OK, so I’m a few days late with the whole ‘look back at 2010/look forward to 2011’ blog-post thing.
But for my first post of the new year, I can’t help but write some more about the two big natural disasters of the past 12 months – the earthquake in Haiti and the flooding in Pakistan – and how photography and photojournalists are playing a part in telling some of the many complicated, tragic and inspiring human stories in both places.
I visited Haiti in late June 2010, nearly six months after the devastating January earthquake. It was deeply disturbing to see at first-hand the destruction that the quake had caused, and the conditions that it has left over 1 million people living in. But it was also hugely humbling to meet some of those people and realise their absolute determination to rebuild their lives, to not be defeated by the disaster that had befallen them.
I also met with some of the many humanitarian workers with international charities such as Oxfam, Handicap International, Merlin and ACTED, working in Port-au-Prince, Leogane and Petit-Goave. Some of them had been in Haiti when the earthquake struck; others had arrived in the days and weeks following. They had all clearly been working tirelessly since then to try and help alleviate some of the suffering – in the face of aftershocks, desperation, fear and the threat of disease. Many of them are still there now, trying to help contain the recent cholera outbreak. They too have my utmost respect and admiration.
But photojournalists, photography, video and the internet have also played a huge role in telling the story of Haiti over the past 12 months – stories of both those who survived the quake and of those who are trying to help them. Some of the first images to emerge of the immediate aftermath of the earthquake did so via Twitter, taken by the Haitian photojournalist Daniel Morel. This simple act of trying to get a story out would in itself have potentially huge repercussions for the relationship between photography and the internet. See my earlier post on this here.
Morel’s pictures were followed swiftly by the world’s media descending on the country, and staying for a few weeks, maybe a month. But after the search and rescue phase had finished, when there was no more chance of any miracle survival stories, the media quickly moved on, for a while at least. Two months, three months, six months-on ‘anniversaries’, quickly became somewhat macabre dates in the media calendar.

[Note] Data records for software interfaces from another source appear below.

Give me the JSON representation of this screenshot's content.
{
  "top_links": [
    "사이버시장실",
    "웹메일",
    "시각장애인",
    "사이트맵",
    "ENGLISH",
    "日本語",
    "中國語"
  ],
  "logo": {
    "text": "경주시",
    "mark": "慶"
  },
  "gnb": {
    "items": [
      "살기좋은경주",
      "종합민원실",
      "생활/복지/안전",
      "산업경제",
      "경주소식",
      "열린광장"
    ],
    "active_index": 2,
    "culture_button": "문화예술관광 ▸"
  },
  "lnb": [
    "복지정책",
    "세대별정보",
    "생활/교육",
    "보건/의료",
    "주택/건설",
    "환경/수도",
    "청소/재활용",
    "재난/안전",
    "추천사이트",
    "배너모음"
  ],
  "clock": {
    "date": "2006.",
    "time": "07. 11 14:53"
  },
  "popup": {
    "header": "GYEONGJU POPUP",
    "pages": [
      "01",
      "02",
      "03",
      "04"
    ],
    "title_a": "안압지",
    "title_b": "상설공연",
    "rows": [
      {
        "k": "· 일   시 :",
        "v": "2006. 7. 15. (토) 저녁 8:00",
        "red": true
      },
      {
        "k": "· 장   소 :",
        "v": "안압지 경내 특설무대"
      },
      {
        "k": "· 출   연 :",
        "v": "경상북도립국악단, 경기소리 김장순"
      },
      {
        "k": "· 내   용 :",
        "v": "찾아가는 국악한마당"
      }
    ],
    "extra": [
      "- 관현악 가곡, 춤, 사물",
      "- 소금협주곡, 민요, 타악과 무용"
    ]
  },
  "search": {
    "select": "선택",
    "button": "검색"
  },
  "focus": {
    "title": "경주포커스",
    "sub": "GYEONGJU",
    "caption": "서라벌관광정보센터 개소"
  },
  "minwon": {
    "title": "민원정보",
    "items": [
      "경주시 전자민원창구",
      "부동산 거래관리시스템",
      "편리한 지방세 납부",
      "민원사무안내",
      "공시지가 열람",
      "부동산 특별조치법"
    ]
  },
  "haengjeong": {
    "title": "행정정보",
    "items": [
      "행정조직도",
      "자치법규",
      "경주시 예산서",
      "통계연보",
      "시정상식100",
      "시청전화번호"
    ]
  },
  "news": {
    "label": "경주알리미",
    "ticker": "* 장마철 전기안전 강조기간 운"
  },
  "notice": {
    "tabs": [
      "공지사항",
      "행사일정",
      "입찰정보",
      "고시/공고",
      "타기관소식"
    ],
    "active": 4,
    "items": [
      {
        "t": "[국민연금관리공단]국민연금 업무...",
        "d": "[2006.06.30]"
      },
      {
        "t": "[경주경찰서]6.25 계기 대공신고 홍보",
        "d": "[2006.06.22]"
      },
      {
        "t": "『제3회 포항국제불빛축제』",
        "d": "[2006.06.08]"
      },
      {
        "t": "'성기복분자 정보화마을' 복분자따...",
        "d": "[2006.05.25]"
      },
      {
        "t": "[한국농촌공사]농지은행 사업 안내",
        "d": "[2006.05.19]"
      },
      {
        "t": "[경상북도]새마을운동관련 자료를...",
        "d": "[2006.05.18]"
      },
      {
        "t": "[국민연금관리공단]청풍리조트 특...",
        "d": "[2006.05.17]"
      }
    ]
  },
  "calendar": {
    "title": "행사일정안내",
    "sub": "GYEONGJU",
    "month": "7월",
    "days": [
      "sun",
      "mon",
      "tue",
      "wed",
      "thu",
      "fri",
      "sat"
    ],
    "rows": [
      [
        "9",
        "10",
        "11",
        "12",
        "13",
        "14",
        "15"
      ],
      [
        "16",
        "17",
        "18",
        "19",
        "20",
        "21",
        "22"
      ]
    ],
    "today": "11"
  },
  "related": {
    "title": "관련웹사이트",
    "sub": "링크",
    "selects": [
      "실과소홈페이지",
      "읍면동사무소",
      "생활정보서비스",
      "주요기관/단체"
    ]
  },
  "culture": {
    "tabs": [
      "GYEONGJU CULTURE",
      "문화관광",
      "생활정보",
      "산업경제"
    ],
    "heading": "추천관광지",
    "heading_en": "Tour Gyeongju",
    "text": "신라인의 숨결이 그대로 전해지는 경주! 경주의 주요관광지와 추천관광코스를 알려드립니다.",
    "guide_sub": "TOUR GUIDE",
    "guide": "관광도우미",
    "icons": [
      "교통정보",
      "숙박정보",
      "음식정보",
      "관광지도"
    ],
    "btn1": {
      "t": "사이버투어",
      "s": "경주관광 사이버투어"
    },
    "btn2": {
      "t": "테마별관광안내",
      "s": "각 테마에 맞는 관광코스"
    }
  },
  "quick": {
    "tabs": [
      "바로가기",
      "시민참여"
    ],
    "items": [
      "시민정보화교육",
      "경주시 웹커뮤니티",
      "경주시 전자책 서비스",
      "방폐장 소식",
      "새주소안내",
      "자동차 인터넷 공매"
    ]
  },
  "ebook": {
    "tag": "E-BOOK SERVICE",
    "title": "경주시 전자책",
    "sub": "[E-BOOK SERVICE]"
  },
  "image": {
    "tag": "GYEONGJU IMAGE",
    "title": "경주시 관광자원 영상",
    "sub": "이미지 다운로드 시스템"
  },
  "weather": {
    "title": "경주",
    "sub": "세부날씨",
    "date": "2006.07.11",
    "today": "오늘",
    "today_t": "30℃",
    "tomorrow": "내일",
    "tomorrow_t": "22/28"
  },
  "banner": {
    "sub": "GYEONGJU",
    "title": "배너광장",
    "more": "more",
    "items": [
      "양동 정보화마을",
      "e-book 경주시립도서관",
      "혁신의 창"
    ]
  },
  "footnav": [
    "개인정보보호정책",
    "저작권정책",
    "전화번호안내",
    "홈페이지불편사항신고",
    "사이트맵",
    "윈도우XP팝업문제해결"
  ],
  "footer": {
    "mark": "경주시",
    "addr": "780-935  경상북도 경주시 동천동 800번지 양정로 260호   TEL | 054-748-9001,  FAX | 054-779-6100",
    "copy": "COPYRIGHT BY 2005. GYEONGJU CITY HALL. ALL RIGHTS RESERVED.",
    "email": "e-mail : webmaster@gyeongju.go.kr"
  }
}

But some (many, even) photojournalists have stayed in Haiti, or repeatedly gone back, and have done great work in trying to keep the story in the news, as it so rightly should be. Many of them have worked with charities and NGOs, documenting the work that they are doing. Some of those NGOs have been trying to empower Haitians themselves through using photography, trying to give them a direct voice to the world and a rightful say in how they are represented. The Citizen Haiti Voices of the Voiceless project is one such example. Peter Beaumont and Mustafa Khalili’s multimedia presentation for the Guardian was another standout report. As we approach a year on from the earthquake, we will hopefully see other similar approaches. The story in Haiti is far from over.
Pakistan: a ‘slow-motion tsunami’
In late July, just a few weeks after the six-months-on point from the Haiti earthquake, the world was facing up to the flooding in Pakistan – a new, slow-motion humanitarian challenge that would dwarf Haiti many times over, as 10 years worth of rain fell on northern Pakistan in just a few days. Over the next few weeks, as the flood waters moved south through Pakistan’s rivers, overwhelming them, more than 20 million people were affected – most of them forced to leave their homes, many of them losing everything they owned in the process.
Fast forward to December and I found myself in Sindh province, surrounded by a seemingly endless lake – a lake that is in fact thousands upon thousands of fields that are still flooded, some five months on from the initial rainfall. Although many people have now returned to their communities, the reality is that hundreds of thousands of buildings have been destroyed, simply washed away by the power of the water. Vital land for growing rice, wheat and other crops is saturated and still flooded. It is almost impossible to convey the scale of this disaster in words – or pictures for that matter.
But the need for photography to bear witness to Pakistan’s plight is arguably greater than even in Haiti, and photographers such as Alixandra Fazzina, Asim Rafiqui and Gideon Mendel are trying to do just that. In particular, Mendel’s powerful seven-minute film, produced in conjunction with ActionAid, stands out here for the fact that that it features not one single human voice, but still holds your attention, demands it even. I’ve embedded a slightly shorter four-minute long version above.
I’ve written previously about the ability of photography and intelligent multimedia storytelling to empower people and give them a voice. But Mendel’s film cuts against that notion, and is somehow all the more powerful for it. I hope that some of the material that was gathered on my Pakistan trip to look at UK-funded relief work will give a platform to some of those people – watch out for more on this in the next couple of weeks.
You can see my photographs from Haiti here and here, focusing on some of the help that the UK gave in response to the earthquake. The majority of these pictures are posted under a Creative Commons – Attribution license, so they’re free to re-use, as long as you credit the source.
Let’s hope that 2011 doesn’t bring the same kind of humanitarian challenges that we saw in 2010 – it’s the last thing we need…